I think we evolve creatively everyday – it’s perhaps a given that we’re not the same person we were a second ago. As for how I’ve evolved creatively, I’d say that it’s incredibly tough to answer. I say that because one often looks at one’s creativity as something that comes from within – and seldom something extrinsic: that it is a response to inspiration that flows from outside is a given.
What are you working on at the minute?
I’m working on two academic projects and trying to come to terms with an idea that has knocked on my mind.
Do you read much and if so who are your favourite authors and poets / what are your favourite books?
I read a lot of books. My favourite authors are one too many to name, but I’d include the likes of Jodi Picoult, Khaled Hosseini, Lloyd Jones, Margaret Atwood, Susan Abulhawa, Preethi Nair, Ashay Abbhi, Deepti Menon and Judy Balan.
What do you think is the future of reading/writing in India?
The same as it was in the past: a passionate choice out of interest of a select few, an aspiration-driven pastime for a few that seek to impress, a tonic for insomnia for still few, and an impossible task for many others.
What are your other passions apart from writing?
I love Zendoodling, an art form that uses pen and ink, and no rules!

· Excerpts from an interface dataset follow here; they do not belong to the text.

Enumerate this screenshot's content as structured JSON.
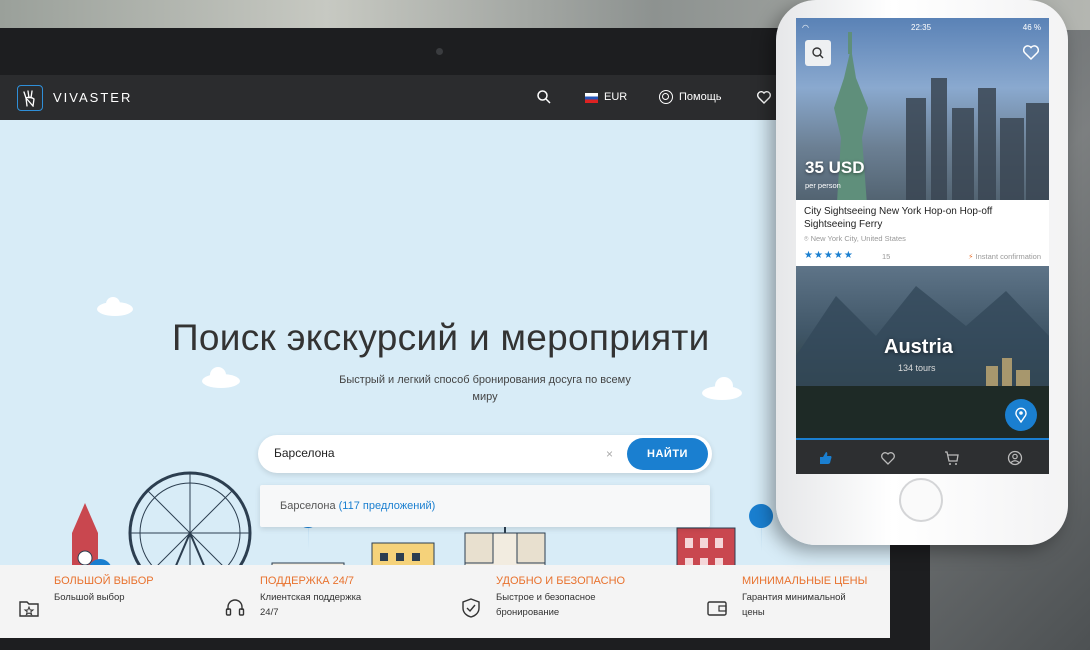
{
  "site": {
    "logo_text": "VIVASTER",
    "currency": "EUR",
    "help_label": "Помощь"
  },
  "hero": {
    "title": "Поиск экскурсий и мероприяти",
    "subtitle": "Быстрый и легкий способ бронирования досуга по всему миру"
  },
  "search": {
    "value": "Барселона",
    "button_label": "НАЙТИ",
    "clear_symbol": "×"
  },
  "suggestion": {
    "city": "Барселона",
    "count": "(117 предложений)"
  },
  "features": [
    {
      "title": "БОЛЬШОЙ ВЫБОР",
      "text": "Большой выбор",
      "icon": "folder-star-icon"
    },
    {
      "title": "ПОДДЕРЖКА 24/7",
      "text": "Клиентская поддержка 24/7",
      "icon": "headset-icon"
    },
    {
      "title": "УДОБНО И БЕЗОПАСНО",
      "text": "Быстрое и безопасное бронирование",
      "icon": "shield-check-icon"
    },
    {
      "title": "МИНИМАЛЬНЫЕ ЦЕНЫ",
      "text": "Гарантия минимальной цены",
      "icon": "wallet-icon"
    }
  ],
  "phone": {
    "status_time": "22:35",
    "status_battery": "46 %",
    "card": {
      "price": "35 USD",
      "per_person": "per person",
      "title": "City Sightseeing New York Hop-on Hop-off Sightseeing Ferry",
      "location": "New York City, United States",
      "stars": "★★★★★",
      "reviews": "15",
      "instant": "Instant confirmation"
    },
    "destination": {
      "title": "Austria",
      "tours": "134 tours"
    }
  },
  "colors": {
    "accent": "#1a7fd0",
    "feature_title": "#e8722e",
    "nav_bg": "#2b2c2e",
    "sky": "#d8ecf7"
  }
}
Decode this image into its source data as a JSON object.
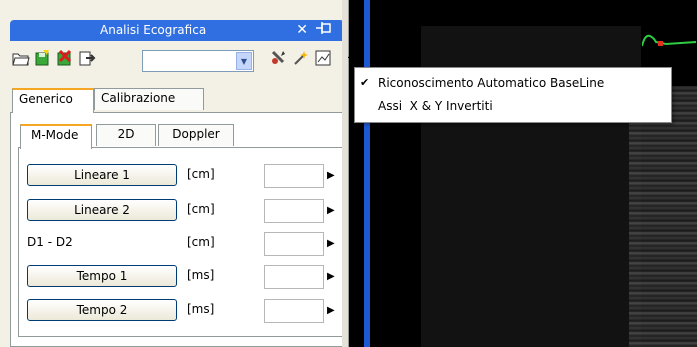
{
  "panel": {
    "title": "Analisi Ecografica",
    "close_glyph": "✕",
    "pin_glyph": "⊣▭"
  },
  "toolbar": {
    "icons": [
      "open-folder-icon",
      "save-green-icon",
      "delete-red-icon",
      "export-icon",
      "tools-icon",
      "wand-icon",
      "chart-icon"
    ],
    "combo_value": ""
  },
  "tabs": {
    "outer": [
      {
        "label": "Generico",
        "active": true
      },
      {
        "label": "Calibrazione",
        "active": false
      }
    ],
    "inner": [
      {
        "label": "M-Mode",
        "active": true
      },
      {
        "label": "2D",
        "active": false
      },
      {
        "label": "Doppler",
        "active": false
      }
    ]
  },
  "measurements": [
    {
      "label": "Lineare 1",
      "unit": "[cm]",
      "is_button": true,
      "value": ""
    },
    {
      "label": "Lineare 2",
      "unit": "[cm]",
      "is_button": true,
      "value": ""
    },
    {
      "label": "D1 - D2",
      "unit": "[cm]",
      "is_button": false,
      "value": ""
    },
    {
      "label": "Tempo 1",
      "unit": "[ms]",
      "is_button": true,
      "value": ""
    },
    {
      "label": "Tempo 2",
      "unit": "[ms]",
      "is_button": true,
      "value": ""
    }
  ],
  "menu": {
    "items": [
      {
        "label": "Riconoscimento Automatico BaseLine",
        "checked": true
      },
      {
        "label": "Assi  X & Y Invertiti",
        "checked": false
      }
    ]
  },
  "colors": {
    "title_blue": "#2f6fe1",
    "tab_accent": "#f5a623",
    "trace_green": "#2ecc40",
    "trace_red": "#e0301e"
  }
}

What is your message for the readers of our blogazine?
Thank you. For being you. For I am who I am because of who we are together.
Please follow the links to know more about this INCREDIBLE WOMAN
Kirthi’s Blog: www.kirthijayakumar.blogspot.com
This is an excerpt from a story called “Genocide”, from Kirthi’s recent book, The Dove’s Lament.
“When I was born, I never knew that I would live to see war all the time. I never knew that war could, and would, define me, or dictate the way my life would be. I never knew that war would be the demon that would single-handedly make a whole community of people but a mere memory. War would relegate humanity into the annals of history of the nation as mere nameless faces couched behind a number that would depict a death toll. They would remain silver filaments in the labyrinthine depths of the survivor’s mind. I never knew that war would leave a grotesque tattoo etched in indelible ink on my mind, like a scar on one’s skin.”
Please note that this interview was conducted online, via emails.
Interview conducted for Incredible Women of India : Rhiti Bose